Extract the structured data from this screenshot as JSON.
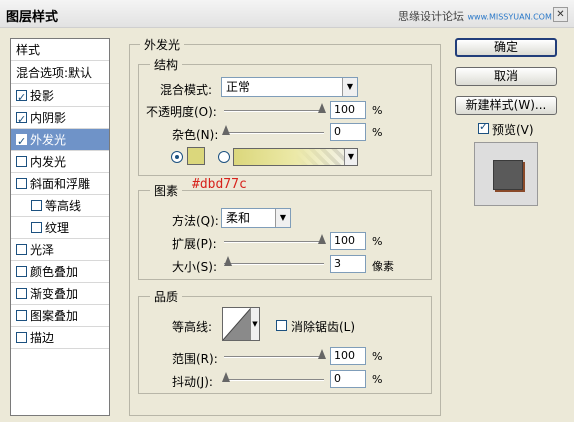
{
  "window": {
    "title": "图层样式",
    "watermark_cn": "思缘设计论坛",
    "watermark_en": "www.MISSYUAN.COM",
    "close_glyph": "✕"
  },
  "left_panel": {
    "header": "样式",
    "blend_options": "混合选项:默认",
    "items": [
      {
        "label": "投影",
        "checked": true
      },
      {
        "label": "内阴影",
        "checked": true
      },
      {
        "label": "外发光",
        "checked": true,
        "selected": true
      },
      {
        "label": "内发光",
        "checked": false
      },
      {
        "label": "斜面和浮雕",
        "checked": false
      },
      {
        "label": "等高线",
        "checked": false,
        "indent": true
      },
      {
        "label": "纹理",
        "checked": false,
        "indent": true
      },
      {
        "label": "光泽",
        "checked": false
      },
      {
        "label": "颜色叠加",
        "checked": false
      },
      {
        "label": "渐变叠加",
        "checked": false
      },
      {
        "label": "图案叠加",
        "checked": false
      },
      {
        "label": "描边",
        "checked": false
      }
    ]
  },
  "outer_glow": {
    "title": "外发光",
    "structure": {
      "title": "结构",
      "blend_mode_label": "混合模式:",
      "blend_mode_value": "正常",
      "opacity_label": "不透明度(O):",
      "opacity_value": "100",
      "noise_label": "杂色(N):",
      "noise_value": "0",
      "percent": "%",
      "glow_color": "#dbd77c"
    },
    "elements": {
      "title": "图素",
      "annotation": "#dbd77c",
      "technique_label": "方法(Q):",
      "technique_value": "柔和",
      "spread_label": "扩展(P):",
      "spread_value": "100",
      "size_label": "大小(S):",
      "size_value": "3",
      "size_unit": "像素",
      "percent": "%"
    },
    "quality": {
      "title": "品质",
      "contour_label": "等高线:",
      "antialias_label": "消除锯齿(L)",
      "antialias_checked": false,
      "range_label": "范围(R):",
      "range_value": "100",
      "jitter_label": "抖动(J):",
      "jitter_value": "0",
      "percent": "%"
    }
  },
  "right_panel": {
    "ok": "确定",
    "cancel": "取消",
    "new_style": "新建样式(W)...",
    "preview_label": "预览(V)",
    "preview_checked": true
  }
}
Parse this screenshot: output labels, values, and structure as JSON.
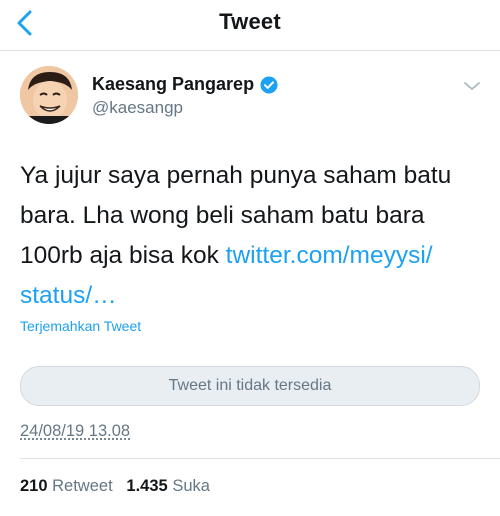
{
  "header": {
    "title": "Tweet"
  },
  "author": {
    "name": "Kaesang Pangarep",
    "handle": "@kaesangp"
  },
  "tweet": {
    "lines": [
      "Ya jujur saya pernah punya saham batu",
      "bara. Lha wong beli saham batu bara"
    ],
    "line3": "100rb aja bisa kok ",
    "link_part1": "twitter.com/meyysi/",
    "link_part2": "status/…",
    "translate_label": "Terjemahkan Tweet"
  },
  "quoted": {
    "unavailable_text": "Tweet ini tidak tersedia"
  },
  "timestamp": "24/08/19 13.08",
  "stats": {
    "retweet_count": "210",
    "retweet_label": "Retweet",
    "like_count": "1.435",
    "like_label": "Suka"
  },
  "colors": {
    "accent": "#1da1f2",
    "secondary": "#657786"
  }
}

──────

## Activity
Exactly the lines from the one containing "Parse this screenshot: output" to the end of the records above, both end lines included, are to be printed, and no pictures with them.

## Response box
Parse this screenshot: output labels, values, and structure as JSON.
{
  "header": {
    "title": "Tweet"
  },
  "author": {
    "name": "Kaesang Pangarep",
    "handle": "@kaesangp"
  },
  "tweet": {
    "lines": [
      "Ya jujur saya pernah punya saham batu",
      "bara. Lha wong beli saham batu bara"
    ],
    "line3": "100rb aja bisa kok ",
    "link_part1": "twitter.com/meyysi/",
    "link_part2": "status/…",
    "translate_label": "Terjemahkan Tweet"
  },
  "quoted": {
    "unavailable_text": "Tweet ini tidak tersedia"
  },
  "timestamp": "24/08/19 13.08",
  "stats": {
    "retweet_count": "210",
    "retweet_label": "Retweet",
    "like_count": "1.435",
    "like_label": "Suka"
  },
  "colors": {
    "accent": "#1da1f2",
    "secondary": "#657786"
  }
}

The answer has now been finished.